-- EXTRACTED INFORMATION follows --
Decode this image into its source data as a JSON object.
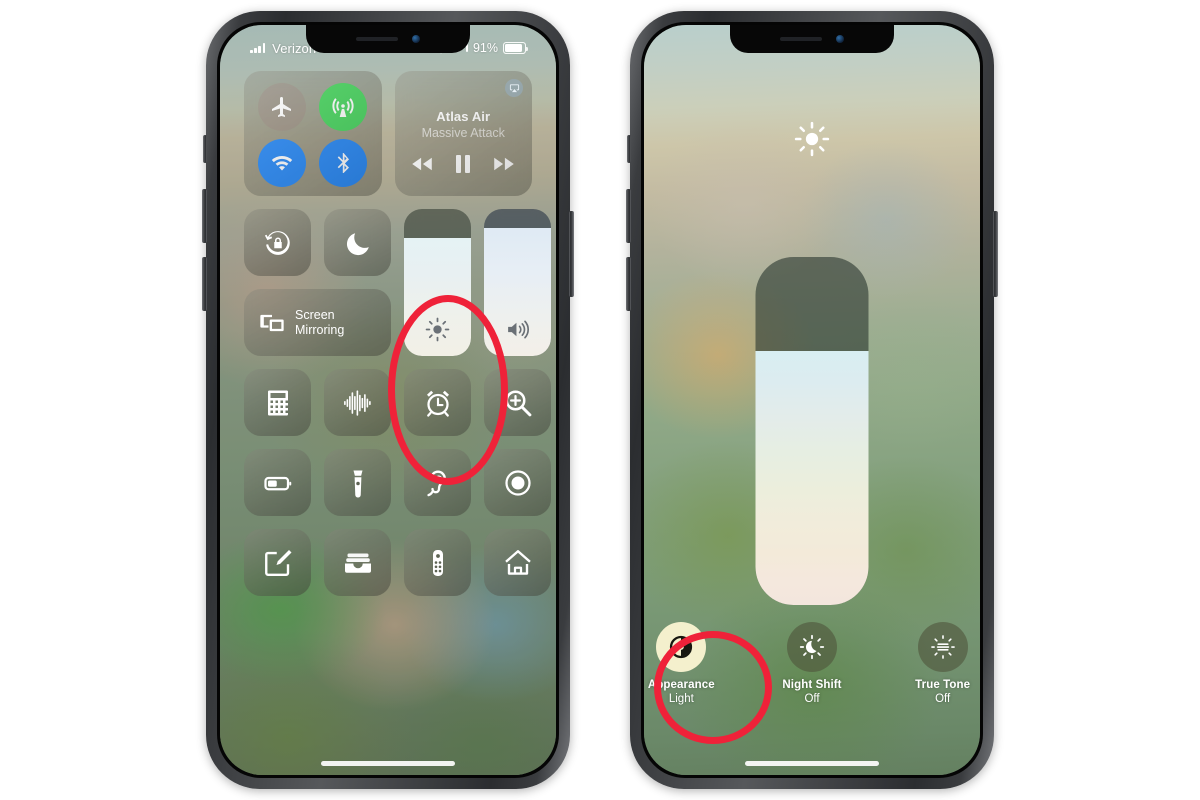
{
  "meta": {
    "title": "iPhone Control Center — Brightness and Appearance (Dark Mode) toggles",
    "accent_red": "#ef2239",
    "toggle_green": "#4cd662",
    "toggle_blue": "#2d8cf7",
    "appearance_active_bg": "#f4f0cd"
  },
  "phone_left": {
    "status_bar": {
      "carrier": "Verizon",
      "signal_icon": "cellular-bars-icon",
      "wifi_icon": "wifi-icon",
      "location_icon": "location-arrow-icon",
      "headphones_icon": "headphones-icon",
      "alarm_icon": "alarm-small-icon",
      "battery_percent": "91%",
      "battery_level": 91,
      "battery_icon": "battery-icon"
    },
    "connectivity": {
      "airplane": {
        "label": "Airplane Mode",
        "icon": "airplane-icon",
        "state": "off"
      },
      "cellular": {
        "label": "Cellular Data",
        "icon": "cellular-antenna-icon",
        "state": "on"
      },
      "wifi": {
        "label": "Wi-Fi",
        "icon": "wifi-icon",
        "state": "on"
      },
      "bluetooth": {
        "label": "Bluetooth",
        "icon": "bluetooth-icon",
        "state": "on"
      }
    },
    "now_playing": {
      "track": "Atlas Air",
      "artist": "Massive Attack",
      "airplay_icon": "airplay-icon",
      "rewind_icon": "rewind-icon",
      "pause_icon": "pause-icon",
      "forward_icon": "fast-forward-icon"
    },
    "utilities": {
      "rotation_lock": {
        "label": "Rotation Lock",
        "icon": "rotation-lock-icon"
      },
      "do_not_disturb": {
        "label": "Do Not Disturb",
        "icon": "moon-icon"
      },
      "screen_mirroring": {
        "label": "Screen\nMirroring",
        "label_line1": "Screen",
        "label_line2": "Mirroring",
        "icon": "screen-mirroring-icon"
      }
    },
    "sliders": {
      "brightness": {
        "label": "Brightness",
        "icon": "brightness-sun-icon",
        "value": 80
      },
      "volume": {
        "label": "Volume",
        "icon": "volume-speaker-icon",
        "value": 87
      }
    },
    "shortcuts": [
      {
        "label": "Calculator",
        "icon": "calculator-icon"
      },
      {
        "label": "Voice Memos",
        "icon": "voice-memos-waveform-icon"
      },
      {
        "label": "Timer",
        "icon": "alarm-clock-icon"
      },
      {
        "label": "Magnifier",
        "icon": "magnifier-icon"
      },
      {
        "label": "Low Power Mode",
        "icon": "low-power-battery-icon"
      },
      {
        "label": "Flashlight",
        "icon": "flashlight-icon"
      },
      {
        "label": "Hearing",
        "icon": "hearing-ear-icon"
      },
      {
        "label": "Screen Recording",
        "icon": "screen-record-icon"
      },
      {
        "label": "Notes",
        "icon": "notes-compose-icon"
      },
      {
        "label": "Wallet",
        "icon": "wallet-icon"
      },
      {
        "label": "Apple TV Remote",
        "icon": "remote-icon"
      },
      {
        "label": "Home",
        "icon": "home-house-icon"
      }
    ],
    "home_indicator": "home-indicator-bar",
    "annotation": {
      "shape": "ellipse",
      "target": "brightness-slider",
      "color": "#ef2239"
    }
  },
  "phone_right": {
    "header_icon": "brightness-sun-icon",
    "brightness_slider": {
      "label": "Brightness",
      "value": 73
    },
    "toggles": [
      {
        "name": "Appearance",
        "state": "Light",
        "icon": "appearance-contrast-icon",
        "active": true
      },
      {
        "name": "Night Shift",
        "state": "Off",
        "icon": "night-shift-icon",
        "active": false
      },
      {
        "name": "True Tone",
        "state": "Off",
        "icon": "true-tone-icon",
        "active": false
      }
    ],
    "home_indicator": "home-indicator-bar",
    "annotation": {
      "shape": "ellipse",
      "target": "appearance-toggle",
      "color": "#ef2239"
    }
  }
}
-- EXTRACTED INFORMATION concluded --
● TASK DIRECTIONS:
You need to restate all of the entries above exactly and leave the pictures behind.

● THE COMPLETED TASK:
Decode this image into its source data as a JSON object.
{
  "meta": {
    "title": "iPhone Control Center — Brightness and Appearance (Dark Mode) toggles",
    "accent_red": "#ef2239",
    "toggle_green": "#4cd662",
    "toggle_blue": "#2d8cf7",
    "appearance_active_bg": "#f4f0cd"
  },
  "phone_left": {
    "status_bar": {
      "carrier": "Verizon",
      "signal_icon": "cellular-bars-icon",
      "wifi_icon": "wifi-icon",
      "location_icon": "location-arrow-icon",
      "headphones_icon": "headphones-icon",
      "alarm_icon": "alarm-small-icon",
      "battery_percent": "91%",
      "battery_level": 91,
      "battery_icon": "battery-icon"
    },
    "connectivity": {
      "airplane": {
        "label": "Airplane Mode",
        "icon": "airplane-icon",
        "state": "off"
      },
      "cellular": {
        "label": "Cellular Data",
        "icon": "cellular-antenna-icon",
        "state": "on"
      },
      "wifi": {
        "label": "Wi-Fi",
        "icon": "wifi-icon",
        "state": "on"
      },
      "bluetooth": {
        "label": "Bluetooth",
        "icon": "bluetooth-icon",
        "state": "on"
      }
    },
    "now_playing": {
      "track": "Atlas Air",
      "artist": "Massive Attack",
      "airplay_icon": "airplay-icon",
      "rewind_icon": "rewind-icon",
      "pause_icon": "pause-icon",
      "forward_icon": "fast-forward-icon"
    },
    "utilities": {
      "rotation_lock": {
        "label": "Rotation Lock",
        "icon": "rotation-lock-icon"
      },
      "do_not_disturb": {
        "label": "Do Not Disturb",
        "icon": "moon-icon"
      },
      "screen_mirroring": {
        "label": "Screen\nMirroring",
        "label_line1": "Screen",
        "label_line2": "Mirroring",
        "icon": "screen-mirroring-icon"
      }
    },
    "sliders": {
      "brightness": {
        "label": "Brightness",
        "icon": "brightness-sun-icon",
        "value": 80
      },
      "volume": {
        "label": "Volume",
        "icon": "volume-speaker-icon",
        "value": 87
      }
    },
    "shortcuts": [
      {
        "label": "Calculator",
        "icon": "calculator-icon"
      },
      {
        "label": "Voice Memos",
        "icon": "voice-memos-waveform-icon"
      },
      {
        "label": "Timer",
        "icon": "alarm-clock-icon"
      },
      {
        "label": "Magnifier",
        "icon": "magnifier-icon"
      },
      {
        "label": "Low Power Mode",
        "icon": "low-power-battery-icon"
      },
      {
        "label": "Flashlight",
        "icon": "flashlight-icon"
      },
      {
        "label": "Hearing",
        "icon": "hearing-ear-icon"
      },
      {
        "label": "Screen Recording",
        "icon": "screen-record-icon"
      },
      {
        "label": "Notes",
        "icon": "notes-compose-icon"
      },
      {
        "label": "Wallet",
        "icon": "wallet-icon"
      },
      {
        "label": "Apple TV Remote",
        "icon": "remote-icon"
      },
      {
        "label": "Home",
        "icon": "home-house-icon"
      }
    ],
    "home_indicator": "home-indicator-bar",
    "annotation": {
      "shape": "ellipse",
      "target": "brightness-slider",
      "color": "#ef2239"
    }
  },
  "phone_right": {
    "header_icon": "brightness-sun-icon",
    "brightness_slider": {
      "label": "Brightness",
      "value": 73
    },
    "toggles": [
      {
        "name": "Appearance",
        "state": "Light",
        "icon": "appearance-contrast-icon",
        "active": true
      },
      {
        "name": "Night Shift",
        "state": "Off",
        "icon": "night-shift-icon",
        "active": false
      },
      {
        "name": "True Tone",
        "state": "Off",
        "icon": "true-tone-icon",
        "active": false
      }
    ],
    "home_indicator": "home-indicator-bar",
    "annotation": {
      "shape": "ellipse",
      "target": "appearance-toggle",
      "color": "#ef2239"
    }
  }
}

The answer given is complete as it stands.